It is definitely one of the most interesting aspects of the profession of tourist guide. The chance to meet different people every day who come from every corner of the world. Sure you soon get used to the Americans, Japanese, Australians, British and all the other Europeans and Westerners in general. I remain rather definitely surprised when I have New Zealanders, Chinese, Turks, Romanians, Brazilians and Argentines. And then with absolute amazement I welcome guests from Panama, Cuba, Mexico, Colombia, Iceland, Dubai, Malaysia, India, Hong Kong or Taiwan. So in my ideal world map there are flags on almost all the countries and continents of the world. Yeah, almost. But at the end of last summer the gap was filled .

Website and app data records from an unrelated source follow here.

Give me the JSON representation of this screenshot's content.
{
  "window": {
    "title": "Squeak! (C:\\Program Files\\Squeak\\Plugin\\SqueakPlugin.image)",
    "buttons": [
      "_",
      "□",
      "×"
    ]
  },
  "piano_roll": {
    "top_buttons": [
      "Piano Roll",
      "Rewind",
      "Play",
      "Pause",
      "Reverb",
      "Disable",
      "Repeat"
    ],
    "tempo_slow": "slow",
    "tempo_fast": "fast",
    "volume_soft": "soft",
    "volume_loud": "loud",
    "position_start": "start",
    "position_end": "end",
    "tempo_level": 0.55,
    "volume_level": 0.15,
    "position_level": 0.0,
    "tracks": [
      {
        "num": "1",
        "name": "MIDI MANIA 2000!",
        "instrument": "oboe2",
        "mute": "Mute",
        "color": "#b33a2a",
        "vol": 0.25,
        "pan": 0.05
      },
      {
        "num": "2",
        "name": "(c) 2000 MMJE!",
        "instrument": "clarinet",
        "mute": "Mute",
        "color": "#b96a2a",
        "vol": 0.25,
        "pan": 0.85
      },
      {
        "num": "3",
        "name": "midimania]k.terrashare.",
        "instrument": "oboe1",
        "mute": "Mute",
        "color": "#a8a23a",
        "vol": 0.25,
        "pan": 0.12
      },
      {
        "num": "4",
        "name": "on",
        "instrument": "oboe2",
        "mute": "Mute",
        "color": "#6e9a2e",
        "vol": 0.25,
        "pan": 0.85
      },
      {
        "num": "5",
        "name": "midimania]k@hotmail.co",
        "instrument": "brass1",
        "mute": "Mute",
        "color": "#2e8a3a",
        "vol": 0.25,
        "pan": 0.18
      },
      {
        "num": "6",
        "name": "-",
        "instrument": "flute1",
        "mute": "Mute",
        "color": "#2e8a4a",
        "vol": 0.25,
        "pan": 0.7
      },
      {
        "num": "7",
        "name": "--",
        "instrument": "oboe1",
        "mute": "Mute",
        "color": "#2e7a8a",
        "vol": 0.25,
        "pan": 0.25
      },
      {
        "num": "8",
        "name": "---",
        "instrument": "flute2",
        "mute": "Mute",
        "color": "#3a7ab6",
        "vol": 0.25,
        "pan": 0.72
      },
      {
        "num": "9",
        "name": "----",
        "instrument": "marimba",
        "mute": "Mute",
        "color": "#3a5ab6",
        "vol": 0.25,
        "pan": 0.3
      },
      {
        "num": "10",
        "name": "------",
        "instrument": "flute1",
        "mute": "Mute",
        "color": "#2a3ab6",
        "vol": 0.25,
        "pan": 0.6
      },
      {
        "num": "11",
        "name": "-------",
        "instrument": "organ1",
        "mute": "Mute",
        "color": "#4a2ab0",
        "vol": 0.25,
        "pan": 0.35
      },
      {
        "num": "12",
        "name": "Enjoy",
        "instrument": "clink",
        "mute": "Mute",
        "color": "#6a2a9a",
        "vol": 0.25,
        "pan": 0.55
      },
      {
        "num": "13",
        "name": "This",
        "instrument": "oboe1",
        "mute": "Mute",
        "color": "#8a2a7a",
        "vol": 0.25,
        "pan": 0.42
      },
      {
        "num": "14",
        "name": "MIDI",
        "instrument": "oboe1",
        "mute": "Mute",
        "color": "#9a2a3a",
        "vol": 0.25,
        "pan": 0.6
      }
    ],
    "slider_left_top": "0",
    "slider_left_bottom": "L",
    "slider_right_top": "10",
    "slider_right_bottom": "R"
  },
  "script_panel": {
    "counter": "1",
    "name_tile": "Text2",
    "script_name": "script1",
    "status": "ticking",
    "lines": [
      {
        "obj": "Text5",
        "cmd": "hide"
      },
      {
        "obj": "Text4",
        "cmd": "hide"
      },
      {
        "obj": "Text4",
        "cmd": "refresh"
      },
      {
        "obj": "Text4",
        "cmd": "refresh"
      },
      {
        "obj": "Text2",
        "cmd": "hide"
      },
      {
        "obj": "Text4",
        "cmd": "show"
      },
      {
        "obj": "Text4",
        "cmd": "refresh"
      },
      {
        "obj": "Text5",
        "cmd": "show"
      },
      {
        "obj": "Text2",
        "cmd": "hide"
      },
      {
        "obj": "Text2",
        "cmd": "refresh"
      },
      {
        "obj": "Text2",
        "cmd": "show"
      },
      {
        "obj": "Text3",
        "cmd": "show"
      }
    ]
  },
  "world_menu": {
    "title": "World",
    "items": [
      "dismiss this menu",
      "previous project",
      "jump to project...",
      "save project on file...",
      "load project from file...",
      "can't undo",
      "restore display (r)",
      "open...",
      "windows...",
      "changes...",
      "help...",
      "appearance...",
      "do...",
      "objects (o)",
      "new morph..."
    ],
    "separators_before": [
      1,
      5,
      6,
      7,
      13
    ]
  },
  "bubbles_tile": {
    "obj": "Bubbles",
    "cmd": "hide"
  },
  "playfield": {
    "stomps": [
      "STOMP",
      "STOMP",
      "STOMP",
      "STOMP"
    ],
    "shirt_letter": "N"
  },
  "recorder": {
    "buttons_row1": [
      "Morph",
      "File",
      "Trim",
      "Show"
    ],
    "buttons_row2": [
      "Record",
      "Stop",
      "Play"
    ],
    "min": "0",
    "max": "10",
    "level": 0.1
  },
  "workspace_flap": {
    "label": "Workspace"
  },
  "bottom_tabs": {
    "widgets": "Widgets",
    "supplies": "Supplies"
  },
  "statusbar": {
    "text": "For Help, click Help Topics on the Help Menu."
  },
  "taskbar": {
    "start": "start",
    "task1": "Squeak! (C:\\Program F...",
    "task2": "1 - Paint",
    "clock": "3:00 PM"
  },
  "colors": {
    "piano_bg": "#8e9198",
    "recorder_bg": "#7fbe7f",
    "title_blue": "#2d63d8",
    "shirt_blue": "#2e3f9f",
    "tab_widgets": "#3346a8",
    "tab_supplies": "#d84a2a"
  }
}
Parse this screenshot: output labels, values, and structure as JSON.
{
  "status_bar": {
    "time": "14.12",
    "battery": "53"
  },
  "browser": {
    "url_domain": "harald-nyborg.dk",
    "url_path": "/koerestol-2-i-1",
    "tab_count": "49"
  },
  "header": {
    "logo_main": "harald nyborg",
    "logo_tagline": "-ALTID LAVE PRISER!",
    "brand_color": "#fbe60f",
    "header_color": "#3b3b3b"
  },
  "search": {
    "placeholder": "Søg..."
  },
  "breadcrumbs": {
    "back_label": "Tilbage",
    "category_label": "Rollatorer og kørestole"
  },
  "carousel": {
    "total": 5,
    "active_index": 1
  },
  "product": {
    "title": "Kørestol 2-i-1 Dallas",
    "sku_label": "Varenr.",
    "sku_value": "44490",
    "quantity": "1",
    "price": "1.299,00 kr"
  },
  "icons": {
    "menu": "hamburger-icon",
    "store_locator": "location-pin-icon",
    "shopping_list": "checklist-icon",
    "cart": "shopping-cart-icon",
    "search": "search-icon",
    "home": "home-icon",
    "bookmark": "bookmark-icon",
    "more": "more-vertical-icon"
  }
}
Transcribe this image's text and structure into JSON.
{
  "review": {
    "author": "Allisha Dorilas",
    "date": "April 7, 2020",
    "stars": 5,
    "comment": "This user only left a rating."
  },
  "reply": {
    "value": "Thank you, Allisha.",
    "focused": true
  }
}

It was a warm morning in mid-September, I received a phone call and the voice on the other side speaks in English: “We have just arrived in Matera, two of us and we would like to take a tour in the Sassi. Are you available? “. I sense from the accent they are not mother tongue English speakers and I expect the “usual” Scandinavian couple or Belgian or Dutch or maybe East European. We agree the place and time of the meeting and I leave from home. In a few minutes I get to Piazza VittorioVeneto, the heart of Town Centre, and from a distance I see in the point established the couple waiting for me: they are very young and … blacks, so black! But I remember the accent of him on the phone and…there must be something not quite right: they can not be American or British … so what? “Where are you from ?”, is always the first question I ask when I introduce myself to the guests, made with even more conviction this time. The answer is pleasantly surprising: they come fromNigeria! Abu and Safina are my very first African guests, now my virtual world tour is complete: I have “crossed” all five continents.
They just got married and they are enjoying their honeymoon in Europe: today have decided to stop in Matera. I’m so curious about their history and especially to know the other face ofAfrica, the one that, in spite of everything, is emancipated from the misery in which the West guiltily keeps and try to build the future they deserve. Abu is a young civil engineer, consultant of a construction company, instead Safina has just graduated in Medicine and now is about to begin specialization. They are happy and smile all the time. Their company is very pleasant, beyond any easy rhetoric. I feel embarrassed and enriched at the same time. In fact, I feel ashamed to think that I too had a distorted image of Africa, what the media instrumentally give us every day . Of course misery is there and it is devastating, the real cancer of the modern world. But there is also a principle of rebirth, however, that perhaps it is better to ignore … But I now no longer ignore that and I am absolutely happy about that.
Now I know thatNigerianot only rhymes with … misery.